Once the sun rose again, the field had shrunk to just a few tough souls still out there pushing toward the finish line. By now, our aid station was in constant contact with all of the other aid stations keeping track of where each runner was at all times.  There are time cut offs in these races.  If you don't make it to a certain point by a set time, it is a good bet you will not make the overall cut off for the race.  This is when the RD exercises his power to pull you off of the course.  For your own good as well as for the volunteers who have been out there 24+ hours.

Finally, it came down to AD and two other girls out on the trail.  For most of the race AD had been DFL (dead &*%&^  last), but he was gaining ground on the girls, and from the report I got from the start/finish, I knew he started his last lap (180 miles into his run) like his shorts were on fire.  He was determined to make it to the finish under the cutoff and it was looking like he would!  

Next thing you know, here comes AD - he threw his empty water bottles to the side and grabbed the filled bottles his sister had waiting for him and took off down the trail - his pacer was even having a hard time keeping up!! 

Then, here come the two girls we were waiting on.  They were obviously hurting, but they were still moving forward at a decent pace, so there was hope they would make it to the end in time.  Now that all of the runners had come through our stop, we packed everything up and headed to the start/finish to watch the runners come through.  There was no way, regardless of how tired Shelby, Josh and I were, that we were going to miss watching AD finish his 200 mile journey.  That was some epic sh&t, and not something my kids may ever have a chance to witness again.  All day they followed AD's progress, and they were as excited as I was to see him finish!

The finish lines at these events are as drama filled as anything I have ever seen!  I got to witness two beautiful ladies finish their first 100 miler:

Lucia Alzaga

Rhae Loney

I know first hand that the amount of suffering during the run is directly related to the amount of elation/relief/feeling of accomplishment felt as you cross the finish line.  GREAT JOB LADIES!! There were many happy tears - many from me - for each of the runners that finished that morning.  Then, it was time to wait for AD.  But, we didn't have to wait long.  AD flew through that last 20 miles.  It was his fastest lap of the race!  Here he is coming in to the finish:

There are no words.  Truly amazing!
AD with Chris Scott, RD, after receiving his
buckle and propeller hat.  (Along with 2 celebratory

So, we wrapped things up and headed home.  Shelby and Josh were buzzing about AD's finish.  How amazing is it that they were able to witness such an awesome achievement on all of the runner's parts, and that they were able to be an integral part of their success by working the aid station.
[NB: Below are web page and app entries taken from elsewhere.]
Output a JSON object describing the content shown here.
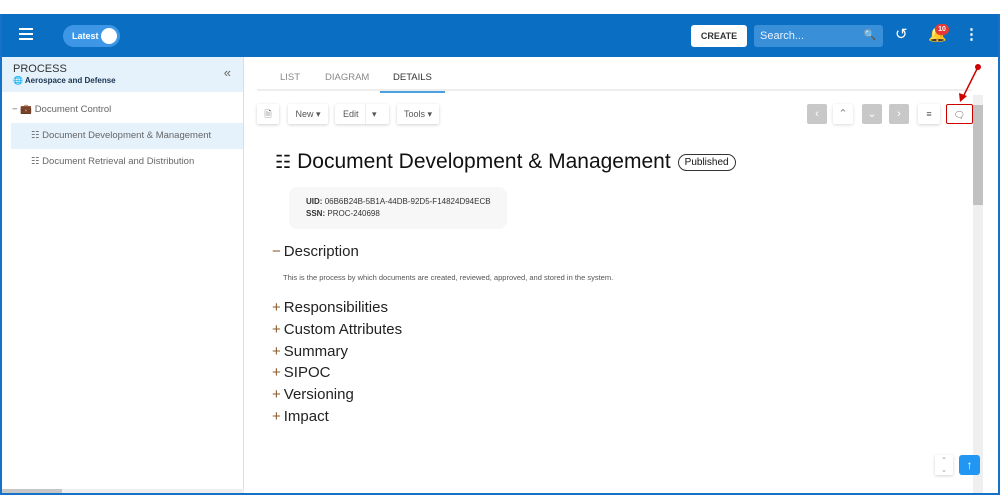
{
  "header": {
    "toggle_label": "Latest",
    "create_label": "CREATE",
    "search_placeholder": "Search...",
    "notification_count": "10"
  },
  "sidebar": {
    "title": "PROCESS",
    "subtitle": "Aerospace and Defense",
    "items": [
      {
        "label": "Document Control"
      },
      {
        "label": "Document Development & Management"
      },
      {
        "label": "Document Retrieval and Distribution"
      }
    ]
  },
  "tabs": [
    {
      "label": "LIST"
    },
    {
      "label": "DIAGRAM"
    },
    {
      "label": "DETAILS"
    }
  ],
  "toolbar": {
    "new_label": "New",
    "edit_label": "Edit",
    "tools_label": "Tools"
  },
  "detail": {
    "title": "Document Development & Management",
    "status": "Published",
    "uid_label": "UID:",
    "uid": "06B6B24B-5B1A-44DB-92D5-F14824D94ECB",
    "ssn_label": "SSN:",
    "ssn": "PROC-240698",
    "description_heading": "Description",
    "description": "This is the process by which documents are created, reviewed, approved, and stored in the system.",
    "sections": [
      "Responsibilities",
      "Custom Attributes",
      "Summary",
      "SIPOC",
      "Versioning",
      "Impact"
    ]
  },
  "colors": {
    "header": "#0a6fc3",
    "accent": "#2196f3",
    "annotation": "#cc0000"
  }
}
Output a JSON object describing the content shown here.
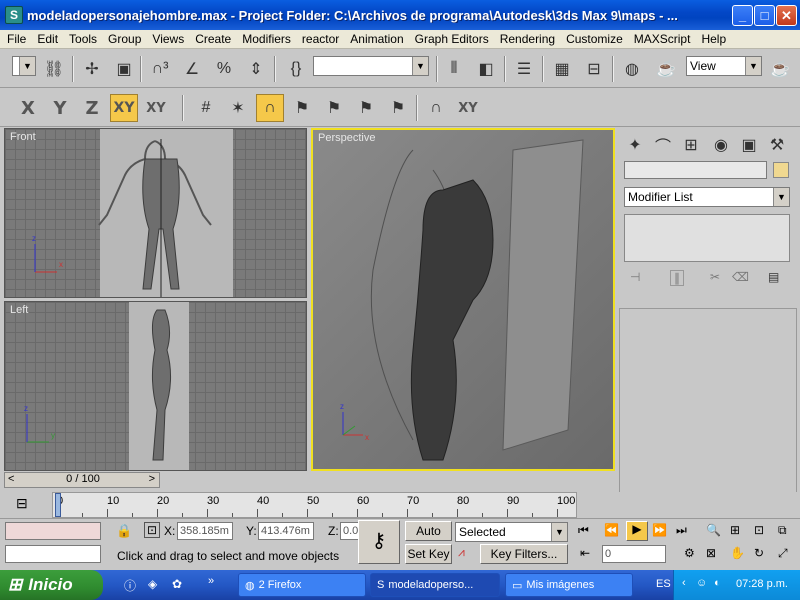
{
  "window": {
    "title": "modeladopersonajehombre.max     - Project Folder: C:\\Archivos de programa\\Autodesk\\3ds Max 9\\maps     - ...",
    "minimize": "_",
    "maximize": "□",
    "close": "✕"
  },
  "menu": [
    "File",
    "Edit",
    "Tools",
    "Group",
    "Views",
    "Create",
    "Modifiers",
    "reactor",
    "Animation",
    "Graph Editors",
    "Rendering",
    "Customize",
    "MAXScript",
    "Help"
  ],
  "toolbar": {
    "view_combo": "View",
    "axis_x": "X",
    "axis_y": "Y",
    "axis_z": "Z",
    "axis_xy": "XY",
    "axis_xy2": "XY",
    "axis_xy3": "XY"
  },
  "viewports": {
    "front": "Front",
    "left": "Left",
    "perspective": "Perspective"
  },
  "command_panel": {
    "modifier_list": "Modifier List"
  },
  "timeline": {
    "frame_slider": "0 / 100",
    "ticks": [
      "0",
      "10",
      "20",
      "30",
      "40",
      "50",
      "60",
      "70",
      "80",
      "90",
      "100"
    ]
  },
  "status": {
    "x_label": "X:",
    "x_value": "358.185m",
    "y_label": "Y:",
    "y_value": "413.476m",
    "z_label": "Z:",
    "z_value": "0.0",
    "auto_key": "Auto Key",
    "set_key": "Set Key",
    "selected": "Selected",
    "key_filters": "Key Filters...",
    "frame_field": "0",
    "prompt": "Click and drag to select and move objects"
  },
  "taskbar": {
    "start": "Inicio",
    "tasks": [
      {
        "label": "2 Firefox"
      },
      {
        "label": "modeladoperso..."
      },
      {
        "label": "Mis imágenes"
      }
    ],
    "lang": "ES",
    "clock": "07:28 p.m."
  }
}
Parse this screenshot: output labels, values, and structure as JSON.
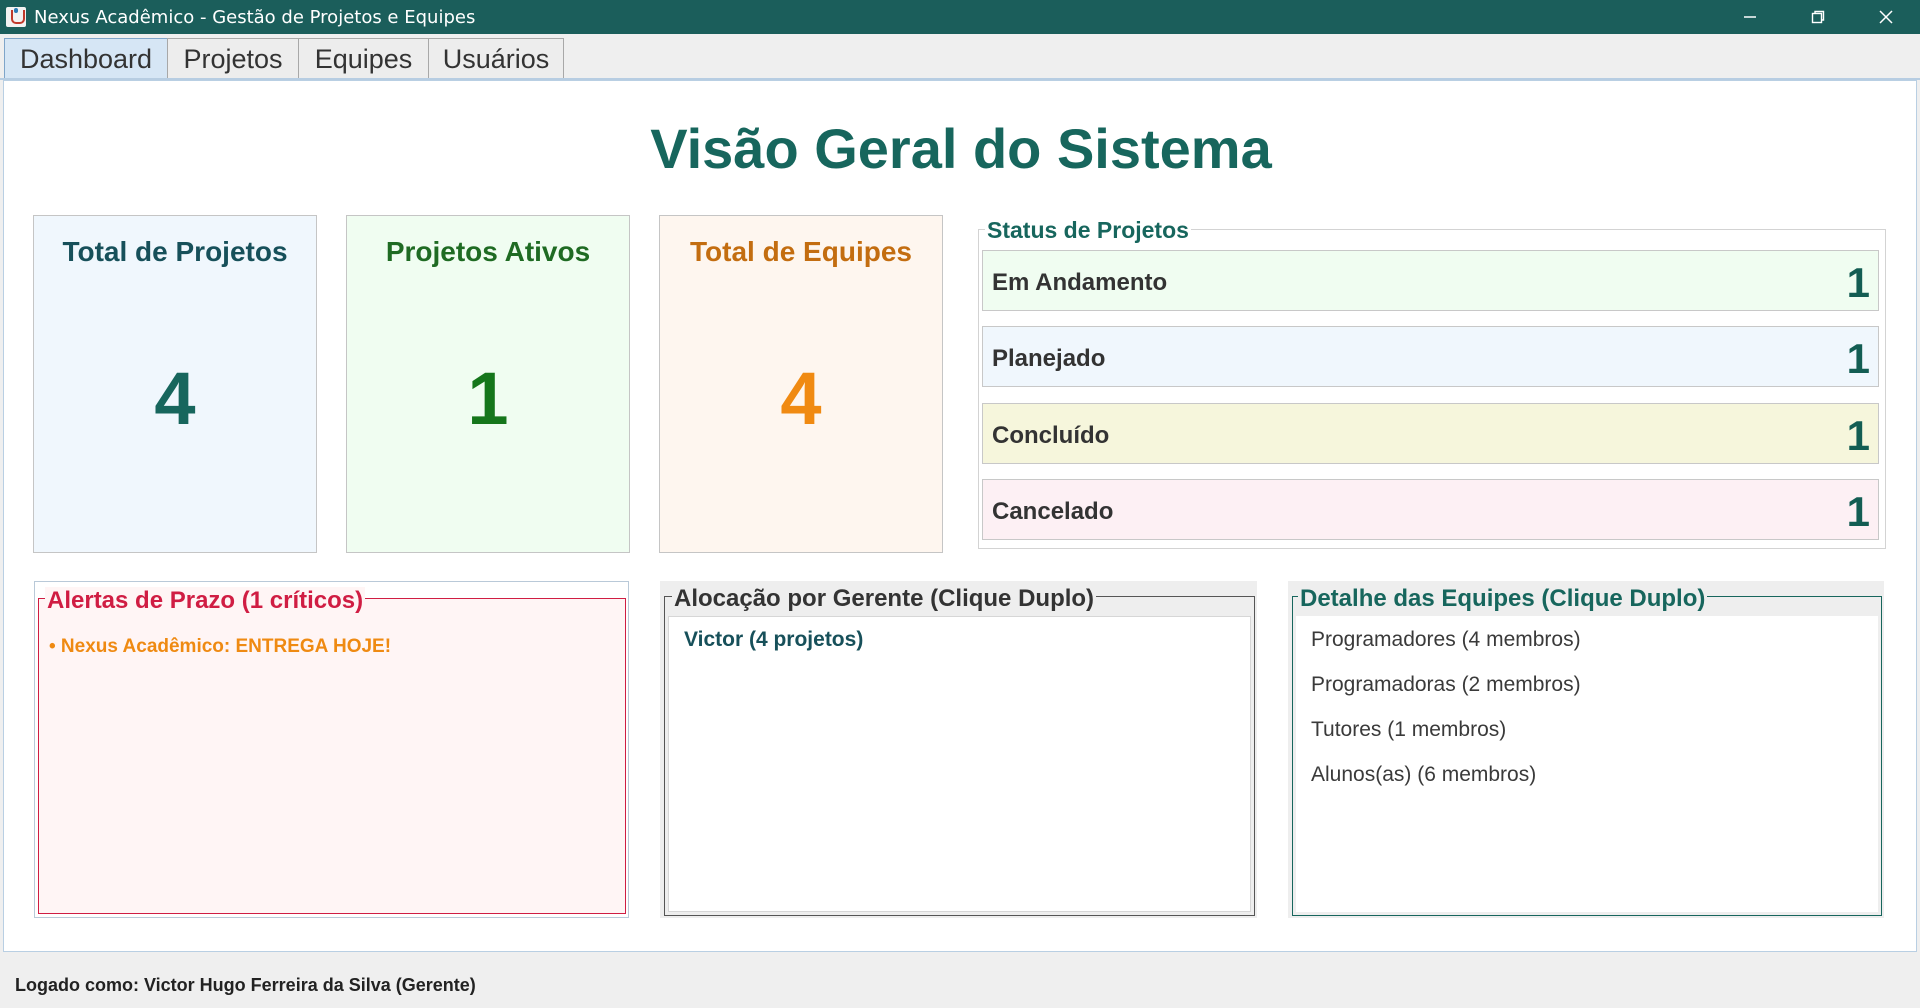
{
  "window": {
    "title": "Nexus Acadêmico - Gestão de Projetos e Equipes"
  },
  "tabs": [
    {
      "label": "Dashboard",
      "active": true
    },
    {
      "label": "Projetos",
      "active": false
    },
    {
      "label": "Equipes",
      "active": false
    },
    {
      "label": "Usuários",
      "active": false
    }
  ],
  "dashboard": {
    "title": "Visão Geral do Sistema",
    "cards": [
      {
        "label": "Total de Projetos",
        "value": "4",
        "bg": "#f0f7fd",
        "labelColor": "#17505a",
        "valueColor": "#17665d"
      },
      {
        "label": "Projetos Ativos",
        "value": "1",
        "bg": "#f0fdf1",
        "labelColor": "#1f6b23",
        "valueColor": "#15761b"
      },
      {
        "label": "Total de Equipes",
        "value": "4",
        "bg": "#fef6ef",
        "labelColor": "#c36d10",
        "valueColor": "#f08a12"
      }
    ],
    "status": {
      "title": "Status de Projetos",
      "rows": [
        {
          "label": "Em Andamento",
          "count": "1",
          "bg": "#f0fdf1"
        },
        {
          "label": "Planejado",
          "count": "1",
          "bg": "#f0f7fd"
        },
        {
          "label": "Concluído",
          "count": "1",
          "bg": "#f6f6dc"
        },
        {
          "label": "Cancelado",
          "count": "1",
          "bg": "#fdf0f4"
        }
      ]
    },
    "alerts": {
      "title": "Alertas de Prazo (1 críticos)",
      "items": [
        "• Nexus Acadêmico: ENTREGA HOJE!"
      ],
      "color": "#d01d43"
    },
    "allocation": {
      "title": "Alocação por Gerente (Clique Duplo)",
      "items": [
        "Victor (4 projetos)"
      ],
      "color": "#333333"
    },
    "teams": {
      "title": "Detalhe das Equipes (Clique Duplo)",
      "items": [
        "Programadores (4 membros)",
        "Programadoras (2 membros)",
        "Tutores (1 membros)",
        "Alunos(as) (6 membros)"
      ],
      "color": "#17665d"
    }
  },
  "footer": {
    "user_text": "Logado como: Victor Hugo Ferreira da Silva (Gerente)"
  }
}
Even if they never choose to attempt something like this themselves, hopefully they will pull on these memories to remind them that anything is possible when you put in the work and set your mind on a goal.

Happy Running Y'all!



  1. Edie, WOW! So, I read this for the first time today. As if your support and encouragement along the way weren't enough, I'm truly honored that you would share those kind words about my sister, Sarah, and the task at foot. I apologize for not getting up to Lafayette last w/e for the party (St Patty took hold and wouldn't let me leave BR). I plan to head your way in the next wk or 2. Did I see a post about a Chicot run this Friday? May work out w/ my schedule.

  2. I think we are going to go to Lake Martin on Friday morning to stay local (Breaux Bridge). It is about a 5ish mile loop - supposed to be a beautiful trail - it will be my first time out there. WE will be heading to Chicot on Saturday when more folks can come. We would love to have you either day!!

    And you are very welcome - I was happy to be there to witness your achievement, and it was awesome seeing Sarah take on the role of support crew for you. It was great meeting her!